The task: Copy each line of the data below with the word "Versionen".
Data records section start
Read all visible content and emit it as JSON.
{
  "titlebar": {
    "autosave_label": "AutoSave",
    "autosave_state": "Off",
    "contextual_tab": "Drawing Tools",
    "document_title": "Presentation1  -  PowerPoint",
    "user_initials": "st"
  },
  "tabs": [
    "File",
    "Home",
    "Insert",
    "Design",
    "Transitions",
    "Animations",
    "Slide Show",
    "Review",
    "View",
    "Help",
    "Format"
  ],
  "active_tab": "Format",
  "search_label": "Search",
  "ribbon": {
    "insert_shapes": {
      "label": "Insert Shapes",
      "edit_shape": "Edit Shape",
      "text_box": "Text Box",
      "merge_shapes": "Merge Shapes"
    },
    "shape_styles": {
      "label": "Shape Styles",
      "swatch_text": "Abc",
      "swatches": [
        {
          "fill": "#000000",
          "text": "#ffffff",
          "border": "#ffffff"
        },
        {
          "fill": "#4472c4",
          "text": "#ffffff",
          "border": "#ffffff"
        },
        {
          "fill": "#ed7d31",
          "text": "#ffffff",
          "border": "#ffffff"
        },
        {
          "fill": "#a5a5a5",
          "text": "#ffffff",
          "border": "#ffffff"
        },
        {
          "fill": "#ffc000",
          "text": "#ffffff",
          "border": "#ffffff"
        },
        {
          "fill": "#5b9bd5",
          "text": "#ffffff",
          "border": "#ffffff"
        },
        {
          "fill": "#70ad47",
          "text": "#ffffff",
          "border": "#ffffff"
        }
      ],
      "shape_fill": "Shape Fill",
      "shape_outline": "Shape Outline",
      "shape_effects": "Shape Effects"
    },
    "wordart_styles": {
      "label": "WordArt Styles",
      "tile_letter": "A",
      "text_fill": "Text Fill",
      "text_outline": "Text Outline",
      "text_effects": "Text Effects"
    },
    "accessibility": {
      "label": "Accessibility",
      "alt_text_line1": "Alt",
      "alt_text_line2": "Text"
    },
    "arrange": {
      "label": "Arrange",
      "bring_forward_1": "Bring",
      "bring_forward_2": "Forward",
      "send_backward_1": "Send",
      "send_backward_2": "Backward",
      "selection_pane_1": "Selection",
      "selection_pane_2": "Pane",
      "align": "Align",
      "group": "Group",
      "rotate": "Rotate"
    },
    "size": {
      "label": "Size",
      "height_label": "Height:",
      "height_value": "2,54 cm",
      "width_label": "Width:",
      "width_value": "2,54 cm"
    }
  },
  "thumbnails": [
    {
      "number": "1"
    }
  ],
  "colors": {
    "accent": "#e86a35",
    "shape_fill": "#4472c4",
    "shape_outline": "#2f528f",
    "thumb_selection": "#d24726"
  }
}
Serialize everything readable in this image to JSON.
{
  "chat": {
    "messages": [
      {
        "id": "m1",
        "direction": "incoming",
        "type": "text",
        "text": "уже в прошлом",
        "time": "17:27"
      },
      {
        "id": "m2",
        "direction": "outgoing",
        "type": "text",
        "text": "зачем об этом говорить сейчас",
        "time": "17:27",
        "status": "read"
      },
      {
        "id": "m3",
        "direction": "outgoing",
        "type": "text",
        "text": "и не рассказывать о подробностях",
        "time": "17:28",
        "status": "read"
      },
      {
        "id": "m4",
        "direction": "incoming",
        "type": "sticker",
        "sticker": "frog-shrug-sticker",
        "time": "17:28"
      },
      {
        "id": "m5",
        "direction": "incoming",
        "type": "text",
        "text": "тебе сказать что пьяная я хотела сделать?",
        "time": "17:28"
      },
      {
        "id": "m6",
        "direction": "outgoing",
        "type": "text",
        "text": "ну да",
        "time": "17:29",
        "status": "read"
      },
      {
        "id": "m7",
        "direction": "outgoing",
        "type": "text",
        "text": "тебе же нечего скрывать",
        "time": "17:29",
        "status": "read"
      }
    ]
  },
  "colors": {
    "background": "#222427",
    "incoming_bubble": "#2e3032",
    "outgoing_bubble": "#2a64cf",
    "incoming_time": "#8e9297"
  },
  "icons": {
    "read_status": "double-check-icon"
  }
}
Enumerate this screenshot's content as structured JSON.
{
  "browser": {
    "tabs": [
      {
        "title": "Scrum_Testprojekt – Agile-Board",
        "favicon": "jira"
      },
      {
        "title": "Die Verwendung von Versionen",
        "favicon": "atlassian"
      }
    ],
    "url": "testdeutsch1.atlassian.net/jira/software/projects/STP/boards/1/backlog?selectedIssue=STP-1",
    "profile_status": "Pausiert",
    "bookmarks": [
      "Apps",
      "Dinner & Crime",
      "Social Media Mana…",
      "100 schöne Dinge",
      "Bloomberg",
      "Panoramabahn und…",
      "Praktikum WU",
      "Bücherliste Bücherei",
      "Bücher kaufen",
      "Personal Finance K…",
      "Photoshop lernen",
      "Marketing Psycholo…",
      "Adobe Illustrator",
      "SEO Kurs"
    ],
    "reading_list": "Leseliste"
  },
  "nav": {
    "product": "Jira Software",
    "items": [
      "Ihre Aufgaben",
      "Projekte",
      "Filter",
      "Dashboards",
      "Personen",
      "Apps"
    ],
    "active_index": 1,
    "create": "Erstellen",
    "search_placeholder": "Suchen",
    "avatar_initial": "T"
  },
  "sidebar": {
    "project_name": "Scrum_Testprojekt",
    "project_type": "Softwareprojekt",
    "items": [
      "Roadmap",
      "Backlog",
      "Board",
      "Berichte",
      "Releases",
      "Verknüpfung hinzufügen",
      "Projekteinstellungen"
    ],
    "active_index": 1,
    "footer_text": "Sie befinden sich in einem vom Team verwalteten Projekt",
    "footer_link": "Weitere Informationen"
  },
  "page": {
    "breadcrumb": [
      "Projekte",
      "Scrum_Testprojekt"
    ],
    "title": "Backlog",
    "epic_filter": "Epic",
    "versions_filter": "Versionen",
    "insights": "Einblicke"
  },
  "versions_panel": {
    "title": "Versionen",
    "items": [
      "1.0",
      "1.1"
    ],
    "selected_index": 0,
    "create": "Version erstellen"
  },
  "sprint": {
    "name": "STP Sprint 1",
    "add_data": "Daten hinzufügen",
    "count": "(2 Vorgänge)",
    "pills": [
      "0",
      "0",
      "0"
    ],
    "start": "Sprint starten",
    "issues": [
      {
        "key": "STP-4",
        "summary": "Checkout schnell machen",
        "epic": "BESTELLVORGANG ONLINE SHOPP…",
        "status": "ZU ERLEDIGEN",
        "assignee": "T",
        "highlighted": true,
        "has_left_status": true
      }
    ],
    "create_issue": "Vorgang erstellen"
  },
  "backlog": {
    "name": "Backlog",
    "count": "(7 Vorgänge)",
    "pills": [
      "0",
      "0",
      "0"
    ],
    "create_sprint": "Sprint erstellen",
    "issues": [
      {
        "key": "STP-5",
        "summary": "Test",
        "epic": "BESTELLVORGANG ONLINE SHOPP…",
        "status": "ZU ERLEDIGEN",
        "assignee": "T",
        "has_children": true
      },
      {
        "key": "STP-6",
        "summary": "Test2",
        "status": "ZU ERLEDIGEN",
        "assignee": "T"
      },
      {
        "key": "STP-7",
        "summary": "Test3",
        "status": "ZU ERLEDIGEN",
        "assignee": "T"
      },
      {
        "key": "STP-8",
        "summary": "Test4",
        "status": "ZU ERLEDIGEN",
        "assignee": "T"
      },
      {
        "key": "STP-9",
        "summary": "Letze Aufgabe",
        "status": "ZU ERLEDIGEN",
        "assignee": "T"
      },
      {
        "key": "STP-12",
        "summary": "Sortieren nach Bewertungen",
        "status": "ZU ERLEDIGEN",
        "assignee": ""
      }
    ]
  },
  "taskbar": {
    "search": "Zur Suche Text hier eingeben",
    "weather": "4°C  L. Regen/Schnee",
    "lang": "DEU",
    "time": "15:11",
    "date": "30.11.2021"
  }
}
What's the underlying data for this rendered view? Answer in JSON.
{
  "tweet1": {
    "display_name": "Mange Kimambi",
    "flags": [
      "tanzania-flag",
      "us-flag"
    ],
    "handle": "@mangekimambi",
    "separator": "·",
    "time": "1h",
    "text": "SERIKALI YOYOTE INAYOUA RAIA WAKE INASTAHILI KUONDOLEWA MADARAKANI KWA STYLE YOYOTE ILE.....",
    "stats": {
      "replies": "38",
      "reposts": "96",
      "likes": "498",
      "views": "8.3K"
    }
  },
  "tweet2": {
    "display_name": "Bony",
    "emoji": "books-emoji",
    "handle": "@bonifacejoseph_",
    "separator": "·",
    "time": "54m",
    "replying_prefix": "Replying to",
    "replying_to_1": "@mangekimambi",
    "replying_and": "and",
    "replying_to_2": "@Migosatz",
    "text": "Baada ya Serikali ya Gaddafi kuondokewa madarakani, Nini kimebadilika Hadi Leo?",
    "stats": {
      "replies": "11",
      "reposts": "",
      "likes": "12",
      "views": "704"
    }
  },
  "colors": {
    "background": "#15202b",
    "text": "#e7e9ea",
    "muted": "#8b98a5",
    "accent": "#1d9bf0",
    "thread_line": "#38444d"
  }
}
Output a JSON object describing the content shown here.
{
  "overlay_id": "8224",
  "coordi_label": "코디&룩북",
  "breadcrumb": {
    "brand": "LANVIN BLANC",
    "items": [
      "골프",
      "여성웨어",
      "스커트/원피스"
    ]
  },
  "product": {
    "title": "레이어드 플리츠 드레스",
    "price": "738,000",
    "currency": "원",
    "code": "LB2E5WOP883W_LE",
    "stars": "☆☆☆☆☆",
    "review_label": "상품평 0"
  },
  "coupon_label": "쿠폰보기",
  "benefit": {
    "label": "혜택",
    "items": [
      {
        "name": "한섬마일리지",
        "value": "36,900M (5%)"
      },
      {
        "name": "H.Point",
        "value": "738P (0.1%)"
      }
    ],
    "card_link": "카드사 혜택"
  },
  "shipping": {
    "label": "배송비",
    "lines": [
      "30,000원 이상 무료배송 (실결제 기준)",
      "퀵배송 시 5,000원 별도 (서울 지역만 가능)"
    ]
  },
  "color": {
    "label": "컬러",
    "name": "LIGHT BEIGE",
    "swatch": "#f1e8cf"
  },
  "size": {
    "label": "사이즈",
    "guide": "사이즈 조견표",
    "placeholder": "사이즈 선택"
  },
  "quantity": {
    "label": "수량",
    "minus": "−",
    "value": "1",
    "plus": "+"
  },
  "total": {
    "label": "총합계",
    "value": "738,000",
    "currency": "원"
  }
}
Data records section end
Task solution:
        "title": "Die Verwendung von Versionen",
    "versions_filter": "Versionen",
    "title": "Versionen",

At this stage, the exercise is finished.